(84) Opening a supply line from Trapezus, through the Pontic Alps into Armenia Minor became one of his first priorities.
(91) Even in the late 2nd and early 3rd centuries, when vexillations of XV Apollinaris or XII Fulminata manned (never simultaneously) Trapezus, a vexillation of XV Apollinaris garrisoned Pityus, another legionary vexillatio of unknown origin was (at least during Hadrian's reign) at Phasis, and auxilia unit(s) inhabited Apsarus, Roman forces in the eastern Euxine probably never numbered 3000.
Corbulo had established the significance of Trapezus perhaps as early as 55 and Polemo II had based his fleet there.
Trapezus, however, the classis Ponticas initial base, was hardly ideal, offering an anchorage but not a real harbor, until Hadrian had one built in the 120s.
Trapezus not only connected the Cappadocian army on the upper Euphrates with the Euxine but also served the various garrisons on the Colchian coast.
A classis Pontica, based at Trapezus and operating from Amasus in the west to Dioscurias or Pityus in the northeast would essentially be a classis Cappadocica, a typical provincial fleet, the naval extension of an imperial provincial governor's military command.
Graf 1994 on the Nabataean army), no trace of Polemo II's army survives after a cohort at Trapezus was mangled during Anicetus' revolt in 69.
Starr (1993:126) erroneously thinks Trapezus was Polemo's capital.
Sarnowski (2006b:89) thinks V Macedonica came by sea to Trapezus.

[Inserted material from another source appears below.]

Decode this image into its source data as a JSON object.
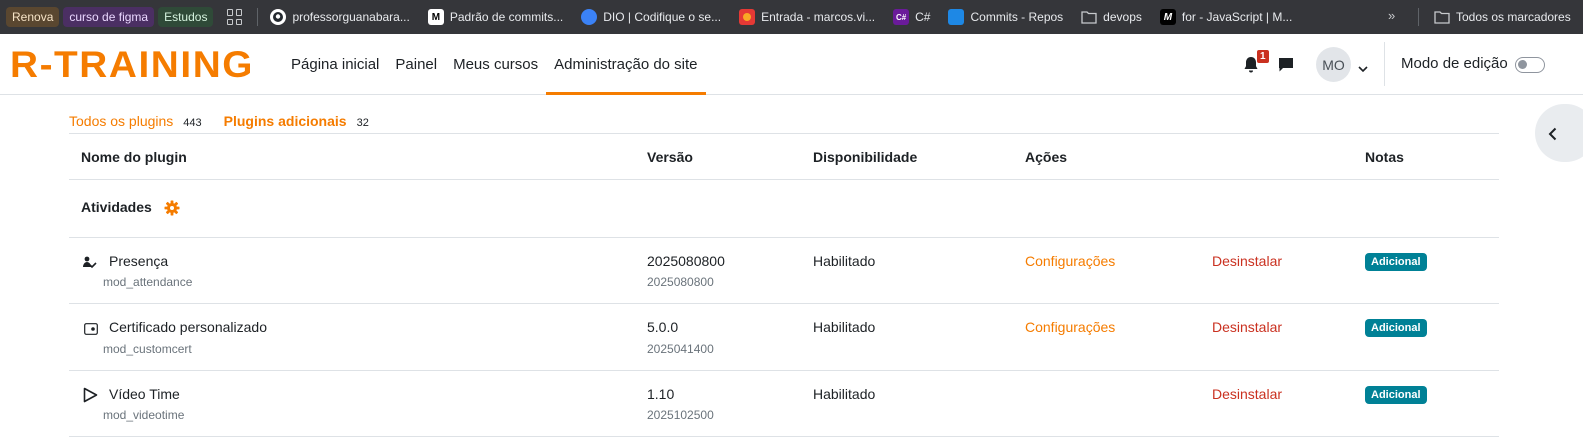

If XV Apollinaris from Pannonia used the faster maritime route (a lesson from the V Macedonica's experience?) the next year, it would firmly eliminate Heil's argument (1997:119-20) for re-dating Corbulo's 63 campaign to 64, based on the estimated time required for a march from Carnuntum to the Euphrates.

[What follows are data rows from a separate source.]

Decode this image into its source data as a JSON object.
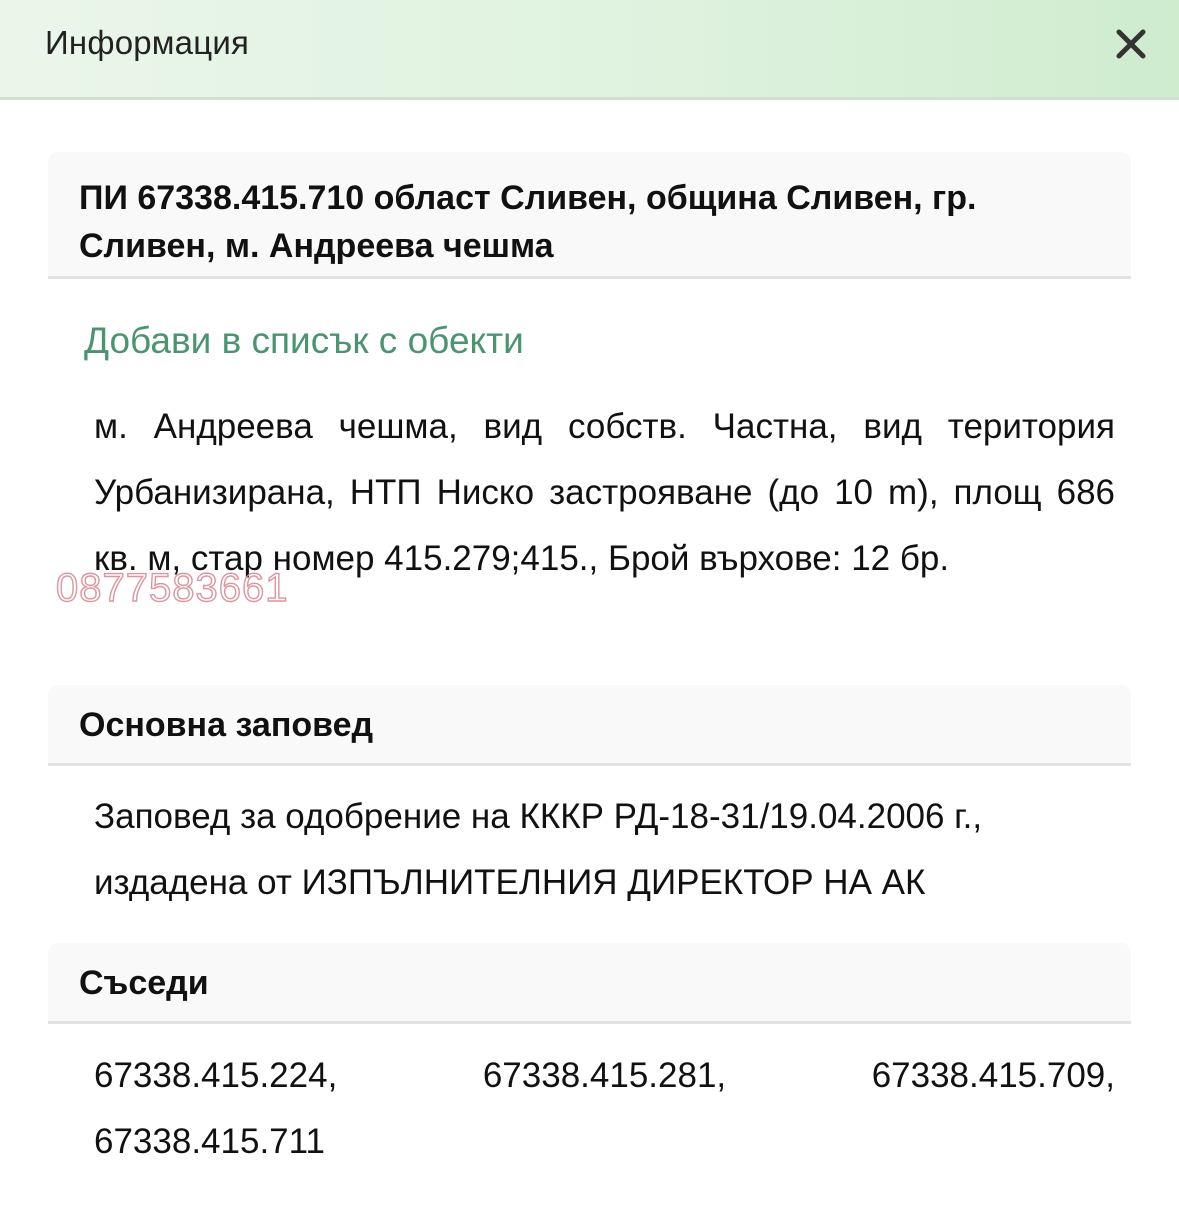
{
  "header": {
    "title": "Информация",
    "close_icon": "close-icon"
  },
  "parcel": {
    "heading": "ПИ 67338.415.710 област Сливен, община Сливен, гр. Сливен, м. Андреева чешма",
    "add_link": "Добави в списък с обекти",
    "description": "м. Андреева чешма, вид собств. Частна, вид територия Урбанизирана, НТП Ниско застрояване (до 10 m), площ 686 кв. м, стар номер 415.279;415., Брой върхове: 12 бр."
  },
  "order": {
    "heading": "Основна заповед",
    "text": "Заповед за одобрение на КККР РД-18-31/19.04.2006 г., издадена от ИЗПЪЛНИТЕЛНИЯ ДИРЕКТОР НА АК"
  },
  "neighbors": {
    "heading": "Съседи",
    "items": [
      "67338.415.224,",
      "67338.415.281,",
      "67338.415.709,",
      "67338.415.711"
    ]
  },
  "watermark": "0877583661",
  "colors": {
    "link": "#4a9470",
    "header_bg": "#dff2df",
    "watermark": "#d98a94"
  }
}
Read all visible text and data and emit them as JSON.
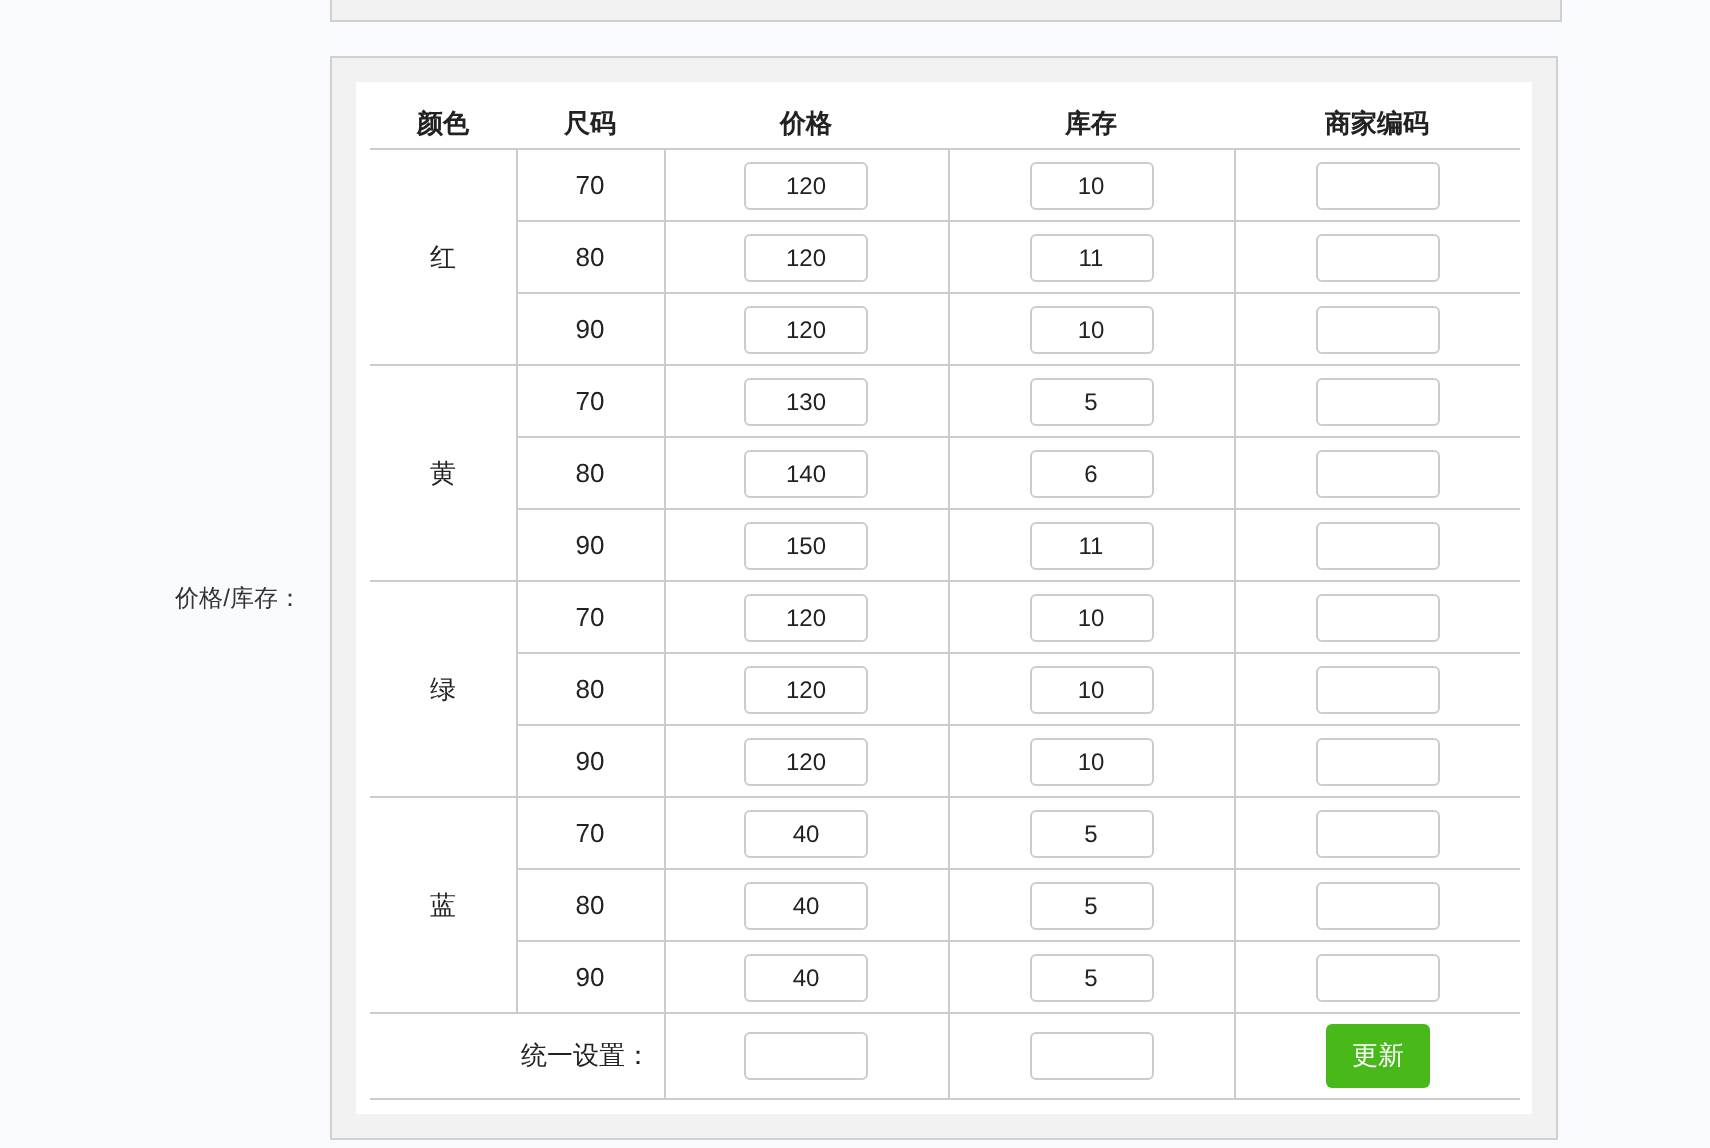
{
  "field_label": "价格/库存：",
  "columns": [
    "颜色",
    "尺码",
    "价格",
    "库存",
    "商家编码"
  ],
  "groups": [
    {
      "color_name": "红",
      "rows": [
        {
          "size": "70",
          "price": "120",
          "stock": "10",
          "code": ""
        },
        {
          "size": "80",
          "price": "120",
          "stock": "11",
          "code": ""
        },
        {
          "size": "90",
          "price": "120",
          "stock": "10",
          "code": ""
        }
      ]
    },
    {
      "color_name": "黄",
      "rows": [
        {
          "size": "70",
          "price": "130",
          "stock": "5",
          "code": ""
        },
        {
          "size": "80",
          "price": "140",
          "stock": "6",
          "code": ""
        },
        {
          "size": "90",
          "price": "150",
          "stock": "11",
          "code": ""
        }
      ]
    },
    {
      "color_name": "绿",
      "rows": [
        {
          "size": "70",
          "price": "120",
          "stock": "10",
          "code": ""
        },
        {
          "size": "80",
          "price": "120",
          "stock": "10",
          "code": ""
        },
        {
          "size": "90",
          "price": "120",
          "stock": "10",
          "code": ""
        }
      ]
    },
    {
      "color_name": "蓝",
      "rows": [
        {
          "size": "70",
          "price": "40",
          "stock": "5",
          "code": ""
        },
        {
          "size": "80",
          "price": "40",
          "stock": "5",
          "code": ""
        },
        {
          "size": "90",
          "price": "40",
          "stock": "5",
          "code": ""
        }
      ]
    }
  ],
  "batch": {
    "label": "统一设置：",
    "button": "更新"
  }
}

3.1); thus, excluding Trapezus, far less than 2000 men are attested at the time of Arrian's governorship (c.
Starr believes (1993:128) that Trapezus' significance declined with the improved road network in Anatolia.